At the central intersection in the middle of the island, the village of Chwale is famous in Pemba for being the site of their favourite annual bullfights, the Mchezo ya ngombe, or ‘game of the cow’. These are a source of great amusement and excitement and are held at very distinct times of the year when the weather is hot and dry and the cloves have been harvested, and the farmers have no urgent jobs to attend to. So before the short rains in October and November and sometimes in July the islanders of Pemba gather in the empty fields and bet on their favourite bull. They require three bulls for each fight, each tethered at the end of a very long rope.

The following action generally involves local boys posing as matadors in front of a moody-looking bull, until the animal charges and the ‘matadors’ jump aside. It can also involve local wide-boys racing around hitting the animals with sticks, and lots of loud shouting, squeaking and general encouragement from the women. The bulls always win and are finally led through the streets in triumph and often decked with flowers. A popular favourite in recent years has been ‘Resasi’, a name meaning ‘bullet’. Bullfights also take place in the villages of Pujini, Mchangamdogo, Ole, Wingwi, and Kengeja.

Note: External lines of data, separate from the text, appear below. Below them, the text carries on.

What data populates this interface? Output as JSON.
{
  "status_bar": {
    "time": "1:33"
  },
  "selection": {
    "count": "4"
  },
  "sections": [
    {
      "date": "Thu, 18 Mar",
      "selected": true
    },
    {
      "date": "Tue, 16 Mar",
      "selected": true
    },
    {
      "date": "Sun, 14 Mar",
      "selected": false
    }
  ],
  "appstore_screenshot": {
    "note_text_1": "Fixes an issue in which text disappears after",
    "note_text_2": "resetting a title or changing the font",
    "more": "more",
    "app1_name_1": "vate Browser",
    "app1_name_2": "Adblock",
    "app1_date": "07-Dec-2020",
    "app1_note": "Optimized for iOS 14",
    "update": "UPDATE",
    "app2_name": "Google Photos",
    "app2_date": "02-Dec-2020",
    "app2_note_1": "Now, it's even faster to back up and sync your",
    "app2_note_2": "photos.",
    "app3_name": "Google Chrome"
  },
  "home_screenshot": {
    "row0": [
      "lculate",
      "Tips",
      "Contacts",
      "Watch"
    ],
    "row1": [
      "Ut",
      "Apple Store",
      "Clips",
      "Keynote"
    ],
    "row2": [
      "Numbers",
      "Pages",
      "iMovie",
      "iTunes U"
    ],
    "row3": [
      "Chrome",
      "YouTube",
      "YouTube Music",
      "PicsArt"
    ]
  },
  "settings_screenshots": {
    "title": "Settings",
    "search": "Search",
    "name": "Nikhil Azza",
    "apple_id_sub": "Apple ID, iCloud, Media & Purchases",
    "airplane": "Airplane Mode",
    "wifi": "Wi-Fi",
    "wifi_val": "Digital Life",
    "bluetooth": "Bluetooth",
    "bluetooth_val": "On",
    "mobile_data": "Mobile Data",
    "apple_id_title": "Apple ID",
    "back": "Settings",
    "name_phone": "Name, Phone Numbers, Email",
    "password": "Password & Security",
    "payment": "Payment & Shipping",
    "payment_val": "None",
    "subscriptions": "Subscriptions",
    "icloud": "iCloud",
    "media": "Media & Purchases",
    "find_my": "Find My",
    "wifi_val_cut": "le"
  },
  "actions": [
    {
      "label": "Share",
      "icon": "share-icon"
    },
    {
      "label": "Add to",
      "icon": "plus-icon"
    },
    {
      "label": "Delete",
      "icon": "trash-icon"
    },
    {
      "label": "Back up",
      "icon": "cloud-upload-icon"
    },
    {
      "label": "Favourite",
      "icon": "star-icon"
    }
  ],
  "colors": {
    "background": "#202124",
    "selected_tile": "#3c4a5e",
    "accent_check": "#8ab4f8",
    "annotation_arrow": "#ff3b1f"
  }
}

The people of nearby Kojani Island are renowned for being fishermen of considerable repute. They work in groups of ten or so men, with a traditional technique known only to them. They traditionally leave Pemba and fish commercially around Mombassa and Kenya, then return home to support their women and families. It is thought that Kojani Island has a population of as many as 80,000 people, and onlookers from the Pemba mainland will see a number of fine-looking houses clustered together on the opposite shore.

Still thriving and well-tapped sun-dappled rubber plantations extend inland along the Chwale-Mzambaraoni Road, and you can stop to visit the processing factory at the side of the road. The rubber is tapped and trained during December, and during this time the sap is collected from the trees and poured into a giant outdoor bath. From here it is weighed and dried and squashed and squared, and then pressed and hung out to dry.

Rubber squares are taken into a smokehouse, with huge coal burners beneath each, where they are heated to vast high temperatures to become malleable and easily manipulated. (Unwitting small creatures that crawl inside can also be found belly-up on the cooking rack). The factory has the capacity to produce approx. one tonne or between 5000 – 6000 kg per day, and the final material is exported for latex bandages and other uses. The factory is presently going through a period of crisis, as workers seem to be under the impression that the owner is giving up his trade.